*WORK ITEM*:
Only lines containing the string "Newest" belong in the answer; find them in the records and copy them.

*DATA FOR REVIEW*:
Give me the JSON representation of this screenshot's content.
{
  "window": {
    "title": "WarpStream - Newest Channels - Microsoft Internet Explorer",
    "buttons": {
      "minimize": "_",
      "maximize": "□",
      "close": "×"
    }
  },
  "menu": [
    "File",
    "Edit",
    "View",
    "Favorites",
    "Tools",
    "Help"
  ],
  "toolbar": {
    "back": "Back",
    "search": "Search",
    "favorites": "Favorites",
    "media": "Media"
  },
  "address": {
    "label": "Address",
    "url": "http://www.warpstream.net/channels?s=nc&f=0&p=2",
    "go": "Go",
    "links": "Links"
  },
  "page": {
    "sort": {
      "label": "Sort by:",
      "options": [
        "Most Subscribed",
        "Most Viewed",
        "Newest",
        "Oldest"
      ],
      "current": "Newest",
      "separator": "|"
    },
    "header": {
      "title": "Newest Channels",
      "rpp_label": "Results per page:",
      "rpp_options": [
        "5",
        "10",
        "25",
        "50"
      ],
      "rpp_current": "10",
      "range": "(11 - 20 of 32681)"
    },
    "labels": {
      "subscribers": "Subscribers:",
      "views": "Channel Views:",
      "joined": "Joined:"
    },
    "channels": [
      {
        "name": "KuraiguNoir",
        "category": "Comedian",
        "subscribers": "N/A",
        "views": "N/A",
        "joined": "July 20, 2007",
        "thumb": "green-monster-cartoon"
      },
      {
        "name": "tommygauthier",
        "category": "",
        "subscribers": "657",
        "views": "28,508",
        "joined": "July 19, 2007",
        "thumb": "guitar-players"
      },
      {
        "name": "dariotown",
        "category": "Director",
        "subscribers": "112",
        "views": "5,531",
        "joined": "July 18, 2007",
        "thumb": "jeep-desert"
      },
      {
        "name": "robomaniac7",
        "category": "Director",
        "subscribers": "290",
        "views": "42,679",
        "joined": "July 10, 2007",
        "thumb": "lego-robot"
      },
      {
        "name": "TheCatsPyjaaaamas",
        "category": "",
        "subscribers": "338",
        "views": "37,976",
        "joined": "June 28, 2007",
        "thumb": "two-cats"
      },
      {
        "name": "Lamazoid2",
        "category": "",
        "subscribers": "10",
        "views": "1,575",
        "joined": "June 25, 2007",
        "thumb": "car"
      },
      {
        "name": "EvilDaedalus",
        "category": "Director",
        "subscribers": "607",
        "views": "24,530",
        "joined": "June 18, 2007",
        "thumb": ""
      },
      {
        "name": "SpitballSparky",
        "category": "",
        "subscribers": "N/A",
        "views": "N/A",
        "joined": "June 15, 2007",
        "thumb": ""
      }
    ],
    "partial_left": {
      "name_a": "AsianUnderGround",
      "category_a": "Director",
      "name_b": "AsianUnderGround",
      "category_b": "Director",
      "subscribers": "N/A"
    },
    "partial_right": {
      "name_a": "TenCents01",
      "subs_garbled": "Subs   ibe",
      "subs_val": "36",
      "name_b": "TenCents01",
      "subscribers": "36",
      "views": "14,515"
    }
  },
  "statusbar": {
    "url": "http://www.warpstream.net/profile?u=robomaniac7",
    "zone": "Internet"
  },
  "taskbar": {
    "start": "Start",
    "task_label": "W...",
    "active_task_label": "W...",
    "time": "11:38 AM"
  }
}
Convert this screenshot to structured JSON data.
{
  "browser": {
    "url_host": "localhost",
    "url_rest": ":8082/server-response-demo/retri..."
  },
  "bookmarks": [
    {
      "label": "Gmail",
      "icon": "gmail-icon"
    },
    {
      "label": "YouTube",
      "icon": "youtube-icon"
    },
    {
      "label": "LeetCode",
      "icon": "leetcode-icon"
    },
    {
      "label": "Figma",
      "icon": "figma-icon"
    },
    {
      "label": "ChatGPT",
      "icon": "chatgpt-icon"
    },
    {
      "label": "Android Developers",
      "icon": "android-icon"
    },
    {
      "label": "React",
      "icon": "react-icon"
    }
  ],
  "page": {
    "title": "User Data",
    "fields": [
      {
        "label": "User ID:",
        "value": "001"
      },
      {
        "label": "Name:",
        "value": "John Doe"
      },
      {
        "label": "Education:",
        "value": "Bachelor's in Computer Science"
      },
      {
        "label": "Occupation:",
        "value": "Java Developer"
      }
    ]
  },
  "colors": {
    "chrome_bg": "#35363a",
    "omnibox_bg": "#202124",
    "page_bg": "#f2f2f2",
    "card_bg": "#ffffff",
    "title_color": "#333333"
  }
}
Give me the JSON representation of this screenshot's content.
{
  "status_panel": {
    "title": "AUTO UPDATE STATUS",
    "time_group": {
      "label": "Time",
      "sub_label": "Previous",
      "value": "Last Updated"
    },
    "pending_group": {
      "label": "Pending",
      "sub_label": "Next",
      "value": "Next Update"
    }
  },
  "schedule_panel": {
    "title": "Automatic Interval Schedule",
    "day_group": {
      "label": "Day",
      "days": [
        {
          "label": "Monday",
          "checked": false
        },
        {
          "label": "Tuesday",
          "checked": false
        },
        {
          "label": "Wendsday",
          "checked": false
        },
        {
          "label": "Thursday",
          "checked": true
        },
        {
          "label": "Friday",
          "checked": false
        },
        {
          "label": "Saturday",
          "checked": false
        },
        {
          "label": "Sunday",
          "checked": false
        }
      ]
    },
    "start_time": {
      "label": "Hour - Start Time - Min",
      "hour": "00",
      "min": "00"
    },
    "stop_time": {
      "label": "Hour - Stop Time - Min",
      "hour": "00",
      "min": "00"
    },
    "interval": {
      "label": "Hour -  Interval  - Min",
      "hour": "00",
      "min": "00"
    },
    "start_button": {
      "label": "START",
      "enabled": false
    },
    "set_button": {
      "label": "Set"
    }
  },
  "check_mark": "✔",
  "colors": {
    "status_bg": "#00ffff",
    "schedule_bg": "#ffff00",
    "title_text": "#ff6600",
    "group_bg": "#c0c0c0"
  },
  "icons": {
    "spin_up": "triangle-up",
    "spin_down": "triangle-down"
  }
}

*THE ANSWER*:
    "title": "WarpStream - Newest Channels - Microsoft Internet Explorer",
        "Newest",
      "current": "Newest",
      "title": "Newest Channels",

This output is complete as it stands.